:: MATERIAL SUPPLIED

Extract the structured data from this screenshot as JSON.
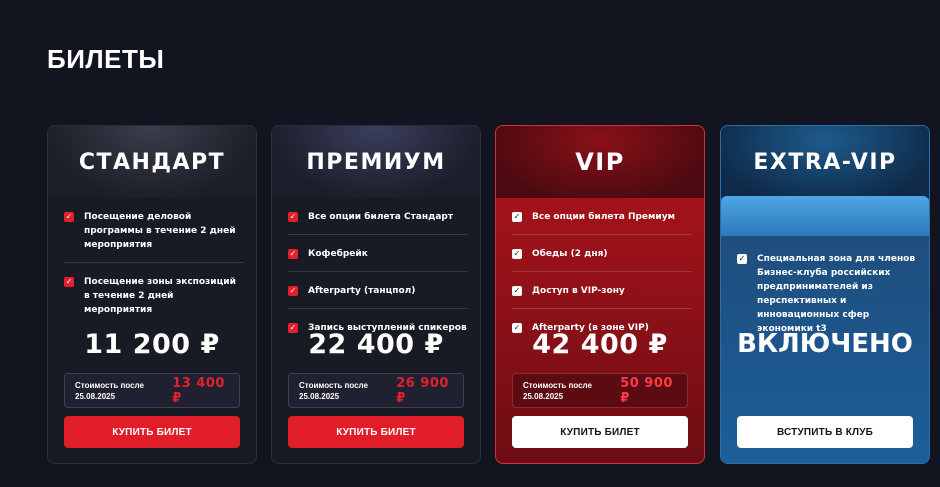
{
  "section": {
    "title": "БИЛЕТЫ"
  },
  "tickets": [
    {
      "name": "СТАНДАРТ",
      "features": [
        "Посещение деловой программы в течение 2 дней мероприятия",
        "Посещение зоны экспозиций в течение 2 дней мероприятия"
      ],
      "price": "11 200 ₽",
      "later_label": "Стоимость после 25.08.2025",
      "later_price": "13 400 ₽",
      "button": "КУПИТЬ БИЛЕТ"
    },
    {
      "name": "ПРЕМИУМ",
      "features": [
        "Все опции билета Стандарт",
        "Кофебрейк",
        "Afterparty (танцпол)",
        "Запись выступлений спикеров"
      ],
      "price": "22 400 ₽",
      "later_label": "Стоимость после 25.08.2025",
      "later_price": "26 900 ₽",
      "button": "КУПИТЬ БИЛЕТ"
    },
    {
      "name": "VIP",
      "features": [
        "Все опции билета Премиум",
        "Обеды (2 дня)",
        "Доступ в VIP-зону",
        "Afterparty (в зоне VIP)"
      ],
      "price": "42 400 ₽",
      "later_label": "Стоимость после 25.08.2025",
      "later_price": "50 900 ₽",
      "button": "КУПИТЬ БИЛЕТ"
    },
    {
      "name": "EXTRA-VIP",
      "features": [
        "Специальная зона для членов Бизнес-клуба российских предпринимателей из перспективных и инновационных сфер экономики t3"
      ],
      "price": "ВКЛЮЧЕНО",
      "button": "ВСТУПИТЬ В КЛУБ"
    }
  ],
  "icons": {
    "check": "checkbox-checked-icon"
  },
  "colors": {
    "accent": "#e11d2a",
    "background": "#121420",
    "vip": "#b3141c",
    "extra_vip": "#1d5c94"
  }
}
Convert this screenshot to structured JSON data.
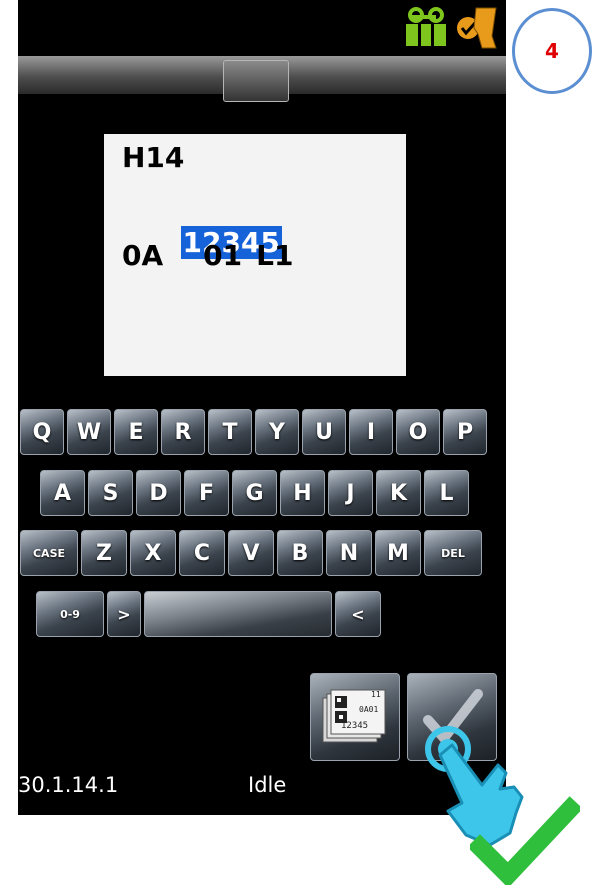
{
  "status_bar": {
    "icons": [
      "battery-icon",
      "scanner-icon"
    ],
    "battery_color": "#7ec61e",
    "scanner_color": "#e89a1a"
  },
  "label_preview": {
    "line1": "H14",
    "line2": "12345",
    "line3_a": "0A",
    "line3_b": "01",
    "line3_c": "L1"
  },
  "keyboard": {
    "row1": [
      "Q",
      "W",
      "E",
      "R",
      "T",
      "Y",
      "U",
      "I",
      "O",
      "P"
    ],
    "row2": [
      "A",
      "S",
      "D",
      "F",
      "G",
      "H",
      "J",
      "K",
      "L"
    ],
    "row3_left": "CASE",
    "row3": [
      "Z",
      "X",
      "C",
      "V",
      "B",
      "N",
      "M"
    ],
    "row3_right": "DEL",
    "row4_numbers": "0-9",
    "row4_right_arrow": ">",
    "row4_left_arrow": "<"
  },
  "actions": {
    "label_thumb_text_1": "11",
    "label_thumb_text_2": "0A01",
    "label_thumb_text_3": "12345"
  },
  "footer": {
    "version": "30.1.14.1",
    "status": "Idle"
  },
  "step_number": "4",
  "colors": {
    "highlight": "#1662d8",
    "step_ring": "#5b8fd2",
    "step_text": "#e00000",
    "hand": "#3ec6ea",
    "check": "#2fbf3c"
  }
}
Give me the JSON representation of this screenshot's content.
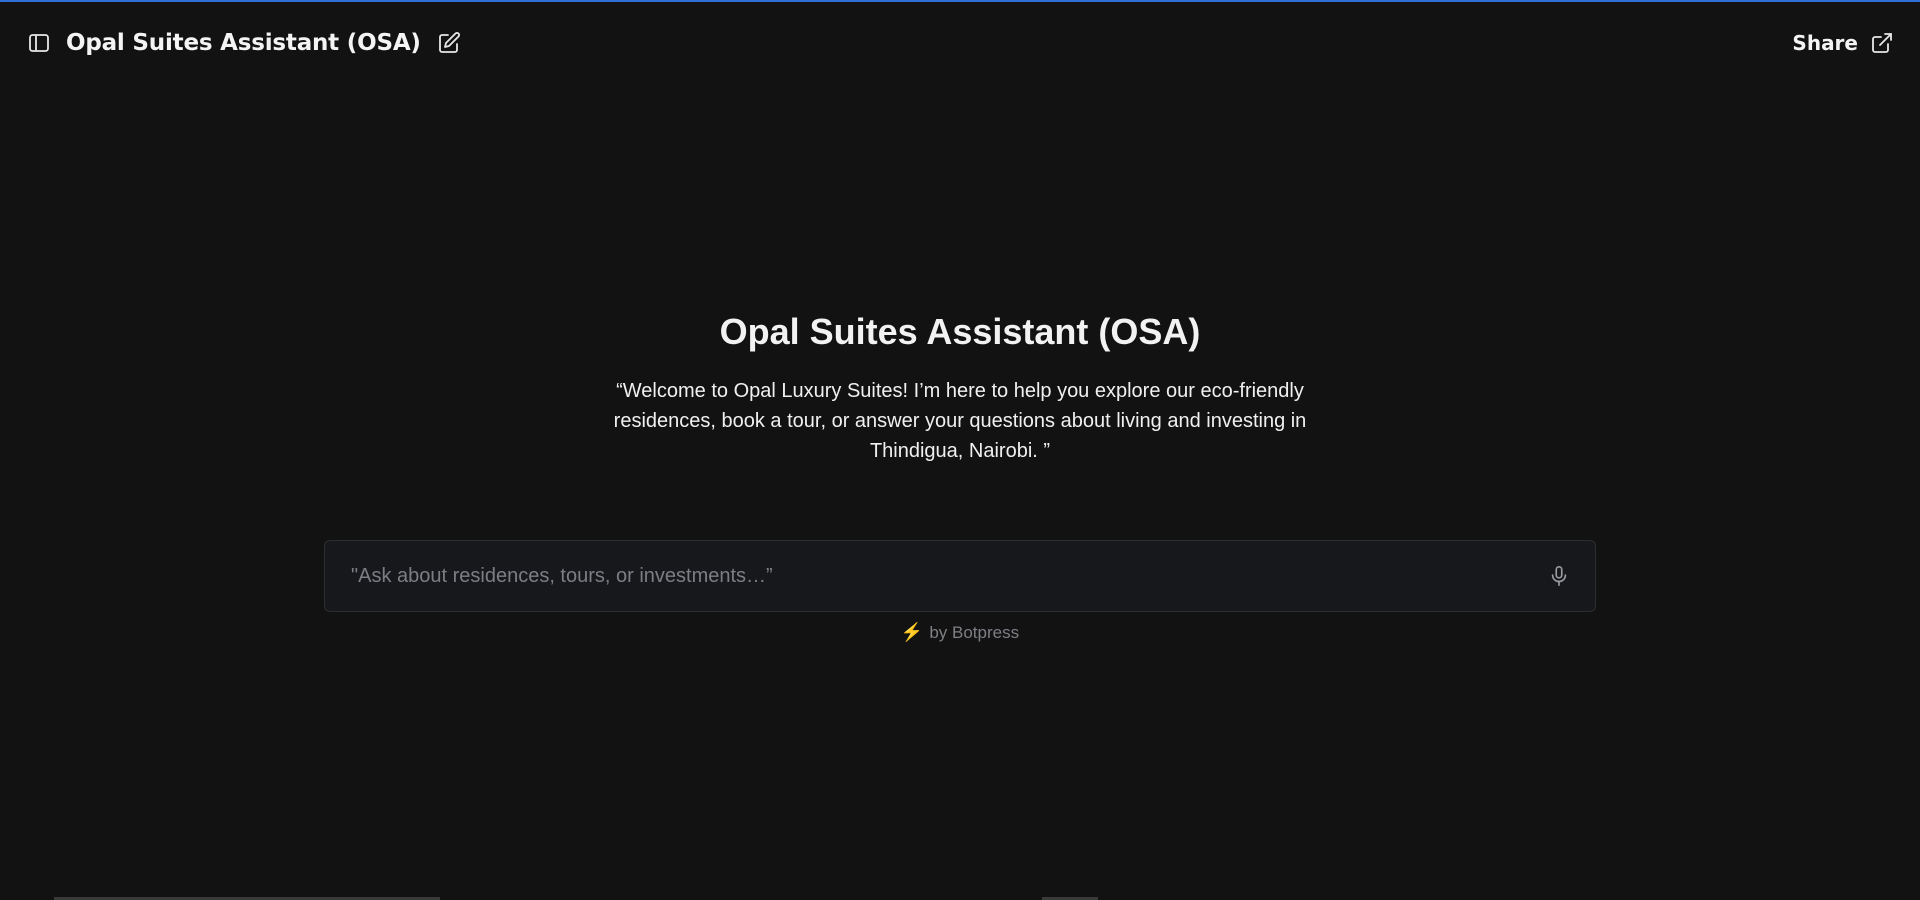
{
  "header": {
    "title": "Opal Suites Assistant (OSA)",
    "share_label": "Share",
    "icons": {
      "sidebar_toggle": "sidebar-toggle-icon",
      "edit": "edit-icon",
      "share": "external-link-icon"
    }
  },
  "hero": {
    "title": "Opal Suites Assistant (OSA)",
    "subtitle": "“Welcome to Opal Luxury Suites! I’m here to help you explore our eco-friendly residences, book a tour, or answer your questions about living and investing in Thindigua, Nairobi. ”"
  },
  "composer": {
    "placeholder": "\"Ask about residences, tours, or investments…”",
    "value": "",
    "mic_icon": "microphone-icon"
  },
  "footer": {
    "powered_by": "by Botpress",
    "bolt_icon": "lightning-bolt-icon"
  },
  "colors": {
    "background": "#121212",
    "accent_line": "#2f6fd6",
    "input_bg": "#17181b",
    "bolt": "#f5c518"
  }
}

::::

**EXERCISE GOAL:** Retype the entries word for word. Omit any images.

**RESPONSE FOR THIS EXERCISE:**
Extract the structured data from this screenshot as JSON.
{
  "section": {
    "title": "БИЛЕТЫ"
  },
  "tickets": [
    {
      "name": "СТАНДАРТ",
      "features": [
        "Посещение деловой программы в течение 2 дней мероприятия",
        "Посещение зоны экспозиций в течение 2 дней мероприятия"
      ],
      "price": "11 200 ₽",
      "later_label": "Стоимость после 25.08.2025",
      "later_price": "13 400 ₽",
      "button": "КУПИТЬ БИЛЕТ"
    },
    {
      "name": "ПРЕМИУМ",
      "features": [
        "Все опции билета Стандарт",
        "Кофебрейк",
        "Afterparty (танцпол)",
        "Запись выступлений спикеров"
      ],
      "price": "22 400 ₽",
      "later_label": "Стоимость после 25.08.2025",
      "later_price": "26 900 ₽",
      "button": "КУПИТЬ БИЛЕТ"
    },
    {
      "name": "VIP",
      "features": [
        "Все опции билета Премиум",
        "Обеды (2 дня)",
        "Доступ в VIP-зону",
        "Afterparty (в зоне VIP)"
      ],
      "price": "42 400 ₽",
      "later_label": "Стоимость после 25.08.2025",
      "later_price": "50 900 ₽",
      "button": "КУПИТЬ БИЛЕТ"
    },
    {
      "name": "EXTRA-VIP",
      "features": [
        "Специальная зона для членов Бизнес-клуба российских предпринимателей из перспективных и инновационных сфер экономики t3"
      ],
      "price": "ВКЛЮЧЕНО",
      "button": "ВСТУПИТЬ В КЛУБ"
    }
  ],
  "icons": {
    "check": "checkbox-checked-icon"
  },
  "colors": {
    "accent": "#e11d2a",
    "background": "#121420",
    "vip": "#b3141c",
    "extra_vip": "#1d5c94"
  }
}
Convert this screenshot to structured JSON data.
{
  "status_bar": {
    "icons": [
      "battery-icon",
      "scanner-icon"
    ],
    "battery_color": "#7ec61e",
    "scanner_color": "#e89a1a"
  },
  "label_preview": {
    "line1": "H14",
    "line2": "12345",
    "line3_a": "0A",
    "line3_b": "01",
    "line3_c": "L1"
  },
  "keyboard": {
    "row1": [
      "Q",
      "W",
      "E",
      "R",
      "T",
      "Y",
      "U",
      "I",
      "O",
      "P"
    ],
    "row2": [
      "A",
      "S",
      "D",
      "F",
      "G",
      "H",
      "J",
      "K",
      "L"
    ],
    "row3_left": "CASE",
    "row3": [
      "Z",
      "X",
      "C",
      "V",
      "B",
      "N",
      "M"
    ],
    "row3_right": "DEL",
    "row4_numbers": "0-9",
    "row4_right_arrow": ">",
    "row4_left_arrow": "<"
  },
  "actions": {
    "label_thumb_text_1": "11",
    "label_thumb_text_2": "0A01",
    "label_thumb_text_3": "12345"
  },
  "footer": {
    "version": "30.1.14.1",
    "status": "Idle"
  },
  "step_number": "4",
  "colors": {
    "highlight": "#1662d8",
    "step_ring": "#5b8fd2",
    "step_text": "#e00000",
    "hand": "#3ec6ea",
    "check": "#2fbf3c"
  }
}
Give me the JSON representation of this screenshot's content.
{
  "header": {
    "title": "Opal Suites Assistant (OSA)",
    "share_label": "Share",
    "icons": {
      "sidebar_toggle": "sidebar-toggle-icon",
      "edit": "edit-icon",
      "share": "external-link-icon"
    }
  },
  "hero": {
    "title": "Opal Suites Assistant (OSA)",
    "subtitle": "“Welcome to Opal Luxury Suites! I’m here to help you explore our eco-friendly residences, book a tour, or answer your questions about living and investing in Thindigua, Nairobi. ”"
  },
  "composer": {
    "placeholder": "\"Ask about residences, tours, or investments…”",
    "value": "",
    "mic_icon": "microphone-icon"
  },
  "footer": {
    "powered_by": "by Botpress",
    "bolt_icon": "lightning-bolt-icon"
  },
  "colors": {
    "background": "#121212",
    "accent_line": "#2f6fd6",
    "input_bg": "#17181b",
    "bolt": "#f5c518"
  }
}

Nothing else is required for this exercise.